The community forum was organized by the American Federation of Teachers Local 6400 and took place in the basement of College Avenue United Methodist Church Saturday afternoon.
Those on the speaker’s panel included Rep. Sydney Carlin, D-Manhattan; Bill Glover, the president of AFT Local 6400; and Lisa Ochs, president of AFT Kansas.
AFT Kansas is the largest public employee union in the state, representing public workers including teachers, school personnel, local, state and federal employees, and higher education faculty and staff.
A common theme during the forum was Brownback’s “extremist” agenda, with Ochs saying that Brownback is trying to create a Kansas that is “of the corporation, by the corporation, for the corporation.”
“This is our opportunity to stand up, stand together, fight back and to move Kansas forward,” Ochs said.
She said the current budget shortfall was created by Brownback with his lofty 2012 income tax bill that cut taxes for about 191,000 limited liability corporations, subchapter S corporations and sole proprietorships. Ochs said they are now using that self-created shortfall to justify gutting the education budget.
In January, a panel of three district court judges ruled that school funding in Kansas was deficient by $440 million. Brownback and his supporters are now calling for a constitutional amendment to keep the courts from interfering with school finance.
Also in January, the Kansas senate approved a proposal to give the governor more power in appointing judges to the Kansas Court of Appeals and Kansas Supreme Court.
At the forum, Carlin called Brownback’s agenda “severe,” and denounced the multiple constitutional amendments being proposed in Topeka, saying that there is not presently anything that needs to be changed in the state’s constitution.
AFT Local 6400 president Bill Glover spoke out for the public laborers working at K-State, including the school’s custodians, clerical workers and electricians.
He said that over the past 10 years, pay raises have not been steady and that many custodians barely make it day by day.
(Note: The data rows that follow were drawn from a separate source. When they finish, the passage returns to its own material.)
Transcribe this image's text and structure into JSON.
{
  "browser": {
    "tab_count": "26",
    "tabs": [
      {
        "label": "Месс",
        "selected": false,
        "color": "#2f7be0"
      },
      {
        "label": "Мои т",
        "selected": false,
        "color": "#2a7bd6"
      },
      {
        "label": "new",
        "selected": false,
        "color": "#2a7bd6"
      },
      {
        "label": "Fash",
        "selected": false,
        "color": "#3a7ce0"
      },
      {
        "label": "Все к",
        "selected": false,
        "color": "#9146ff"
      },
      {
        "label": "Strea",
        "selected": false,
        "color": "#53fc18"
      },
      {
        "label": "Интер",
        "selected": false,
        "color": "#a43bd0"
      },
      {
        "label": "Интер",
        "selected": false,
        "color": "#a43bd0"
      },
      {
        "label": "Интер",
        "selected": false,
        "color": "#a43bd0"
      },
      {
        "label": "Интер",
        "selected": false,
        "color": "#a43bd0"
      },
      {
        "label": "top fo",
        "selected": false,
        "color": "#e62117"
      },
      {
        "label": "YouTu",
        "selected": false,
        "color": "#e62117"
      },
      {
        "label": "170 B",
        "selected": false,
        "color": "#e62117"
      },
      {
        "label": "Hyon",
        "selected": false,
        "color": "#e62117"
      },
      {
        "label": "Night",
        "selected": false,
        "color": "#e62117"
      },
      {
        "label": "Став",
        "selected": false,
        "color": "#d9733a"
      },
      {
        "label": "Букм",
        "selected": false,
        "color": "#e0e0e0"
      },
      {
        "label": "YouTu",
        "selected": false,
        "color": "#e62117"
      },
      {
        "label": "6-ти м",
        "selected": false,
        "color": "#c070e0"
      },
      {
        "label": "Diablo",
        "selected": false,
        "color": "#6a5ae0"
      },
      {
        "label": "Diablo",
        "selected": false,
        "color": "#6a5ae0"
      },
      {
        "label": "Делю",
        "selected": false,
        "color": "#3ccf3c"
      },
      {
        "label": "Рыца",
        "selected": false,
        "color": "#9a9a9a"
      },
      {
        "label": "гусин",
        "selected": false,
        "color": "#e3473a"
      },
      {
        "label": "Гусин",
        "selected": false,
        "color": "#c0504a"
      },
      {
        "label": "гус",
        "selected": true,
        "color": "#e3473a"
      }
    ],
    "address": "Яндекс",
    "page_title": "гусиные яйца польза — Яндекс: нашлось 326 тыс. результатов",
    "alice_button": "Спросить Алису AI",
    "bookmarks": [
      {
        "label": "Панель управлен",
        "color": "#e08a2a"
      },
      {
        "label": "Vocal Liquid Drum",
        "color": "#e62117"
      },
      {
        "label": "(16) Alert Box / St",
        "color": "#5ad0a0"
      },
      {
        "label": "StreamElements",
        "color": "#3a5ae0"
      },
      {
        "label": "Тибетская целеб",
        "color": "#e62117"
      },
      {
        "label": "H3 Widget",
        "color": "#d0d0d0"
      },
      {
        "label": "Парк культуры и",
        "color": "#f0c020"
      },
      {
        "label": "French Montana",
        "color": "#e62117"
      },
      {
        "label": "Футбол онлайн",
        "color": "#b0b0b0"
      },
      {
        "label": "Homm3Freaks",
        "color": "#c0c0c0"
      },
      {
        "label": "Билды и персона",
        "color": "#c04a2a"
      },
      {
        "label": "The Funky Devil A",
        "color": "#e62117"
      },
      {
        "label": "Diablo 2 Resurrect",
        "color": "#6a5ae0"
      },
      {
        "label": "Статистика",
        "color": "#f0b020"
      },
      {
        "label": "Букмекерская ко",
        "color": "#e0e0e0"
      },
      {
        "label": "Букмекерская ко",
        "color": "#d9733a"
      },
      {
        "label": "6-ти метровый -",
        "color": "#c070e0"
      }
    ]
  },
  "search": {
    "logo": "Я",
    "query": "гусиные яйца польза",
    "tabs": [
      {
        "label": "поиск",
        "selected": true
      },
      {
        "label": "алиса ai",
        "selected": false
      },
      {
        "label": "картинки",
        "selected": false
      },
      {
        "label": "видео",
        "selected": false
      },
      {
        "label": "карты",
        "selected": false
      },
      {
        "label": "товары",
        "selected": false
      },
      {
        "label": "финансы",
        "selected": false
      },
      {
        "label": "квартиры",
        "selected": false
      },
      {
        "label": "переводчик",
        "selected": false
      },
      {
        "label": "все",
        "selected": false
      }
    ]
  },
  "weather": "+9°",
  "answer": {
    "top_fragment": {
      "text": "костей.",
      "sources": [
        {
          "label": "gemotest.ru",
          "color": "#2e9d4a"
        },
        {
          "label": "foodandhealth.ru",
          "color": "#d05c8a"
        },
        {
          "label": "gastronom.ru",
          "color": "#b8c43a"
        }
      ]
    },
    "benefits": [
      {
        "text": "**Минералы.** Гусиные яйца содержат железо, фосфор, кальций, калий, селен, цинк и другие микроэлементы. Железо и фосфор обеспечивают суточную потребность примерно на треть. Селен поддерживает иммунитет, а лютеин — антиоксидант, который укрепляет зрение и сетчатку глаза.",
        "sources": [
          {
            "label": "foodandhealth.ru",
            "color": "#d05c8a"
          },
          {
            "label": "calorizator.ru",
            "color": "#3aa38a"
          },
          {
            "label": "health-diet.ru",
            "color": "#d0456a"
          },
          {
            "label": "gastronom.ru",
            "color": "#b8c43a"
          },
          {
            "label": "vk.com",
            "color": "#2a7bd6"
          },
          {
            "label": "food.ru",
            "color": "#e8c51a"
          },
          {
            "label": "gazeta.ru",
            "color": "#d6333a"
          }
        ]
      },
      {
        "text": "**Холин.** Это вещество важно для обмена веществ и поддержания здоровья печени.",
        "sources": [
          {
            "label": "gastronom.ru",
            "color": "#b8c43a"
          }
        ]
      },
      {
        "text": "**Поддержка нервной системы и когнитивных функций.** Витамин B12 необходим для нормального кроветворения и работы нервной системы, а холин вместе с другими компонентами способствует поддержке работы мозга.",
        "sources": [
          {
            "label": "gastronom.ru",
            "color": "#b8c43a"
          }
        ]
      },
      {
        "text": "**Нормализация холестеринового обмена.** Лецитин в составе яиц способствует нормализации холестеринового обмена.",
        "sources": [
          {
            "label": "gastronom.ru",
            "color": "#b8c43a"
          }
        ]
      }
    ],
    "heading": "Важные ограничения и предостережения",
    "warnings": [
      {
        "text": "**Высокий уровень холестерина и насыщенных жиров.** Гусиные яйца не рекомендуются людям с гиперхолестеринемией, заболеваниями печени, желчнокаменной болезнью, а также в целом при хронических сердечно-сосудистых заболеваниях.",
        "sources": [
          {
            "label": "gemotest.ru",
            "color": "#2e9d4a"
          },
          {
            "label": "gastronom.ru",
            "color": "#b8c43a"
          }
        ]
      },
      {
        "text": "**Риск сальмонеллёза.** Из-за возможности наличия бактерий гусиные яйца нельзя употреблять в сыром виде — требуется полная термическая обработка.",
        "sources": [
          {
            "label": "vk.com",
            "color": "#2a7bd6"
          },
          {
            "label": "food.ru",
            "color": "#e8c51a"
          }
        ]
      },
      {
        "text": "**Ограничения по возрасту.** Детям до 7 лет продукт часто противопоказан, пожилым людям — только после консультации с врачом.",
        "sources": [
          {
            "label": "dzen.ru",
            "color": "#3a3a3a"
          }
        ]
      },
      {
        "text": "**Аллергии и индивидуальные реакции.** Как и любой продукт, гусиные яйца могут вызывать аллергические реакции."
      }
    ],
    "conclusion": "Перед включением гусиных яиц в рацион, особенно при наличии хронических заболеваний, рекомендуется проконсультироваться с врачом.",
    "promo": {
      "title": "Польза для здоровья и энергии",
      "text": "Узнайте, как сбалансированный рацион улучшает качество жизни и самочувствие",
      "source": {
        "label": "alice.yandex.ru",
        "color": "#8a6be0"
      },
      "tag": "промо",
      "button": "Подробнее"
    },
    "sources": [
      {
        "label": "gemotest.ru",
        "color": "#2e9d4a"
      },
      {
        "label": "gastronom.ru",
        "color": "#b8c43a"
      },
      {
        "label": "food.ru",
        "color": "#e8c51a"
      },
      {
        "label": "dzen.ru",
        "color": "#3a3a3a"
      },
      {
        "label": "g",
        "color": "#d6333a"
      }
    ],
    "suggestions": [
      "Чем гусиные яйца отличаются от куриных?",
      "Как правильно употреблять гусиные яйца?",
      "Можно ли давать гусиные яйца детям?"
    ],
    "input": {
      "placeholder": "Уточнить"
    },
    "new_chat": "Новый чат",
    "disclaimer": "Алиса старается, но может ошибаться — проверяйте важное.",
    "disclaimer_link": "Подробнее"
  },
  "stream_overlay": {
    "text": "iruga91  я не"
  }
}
He said workers are not getting proper sick leave, are too scared to report at-work injuries and are not making a liveable wage. “Public employees know they’re not going to get rich,” Glover said.
Glover said workers are also “scared to death” of privatization at the university, a practice wherein private firms perform non-academic services such as printing, food services, bookstore operations, or general building maintenance.
Another speaker, Donn Teske, president of the Kansas Farmers Union, called Brownback’s tax policies, trickle-down economics à la President Reagan. He said that theory did not work for Reagan and it will not work for Kansas. “We’re going to be the laughing stock of the country,” he said.
Teske said that legislators should do the job they were elected to do, not change laws so judges can be re-selected for the purpose of cutting education funding.
A coordinator for the Manhattan Living Wage Coalition, Geri Simon, also called for using tax dollars in Manhattan to create jobs that pay $12 an hour or more.
Simon said half of the tax dollars used to create jobs in the city have gone toward low-wage jobs.
James Neff, a representative for KNEA’s Konza Uniserv Administrative Board, Donna Potts, a K-State professor and chair of the AAUP Assembly of State Conferences, and John Exdell, a K-State professor and vice-chair of the Manhattan Alliance for Peace and Justice, also spoke at the approximately two-hour forum.
On Saturday, forum organizers announced that there will be a rally sponsored by the Working Kansas Alliance at the Kansas State Capitol in Topeka on Saturday, Feb. 23 at 2 p.m.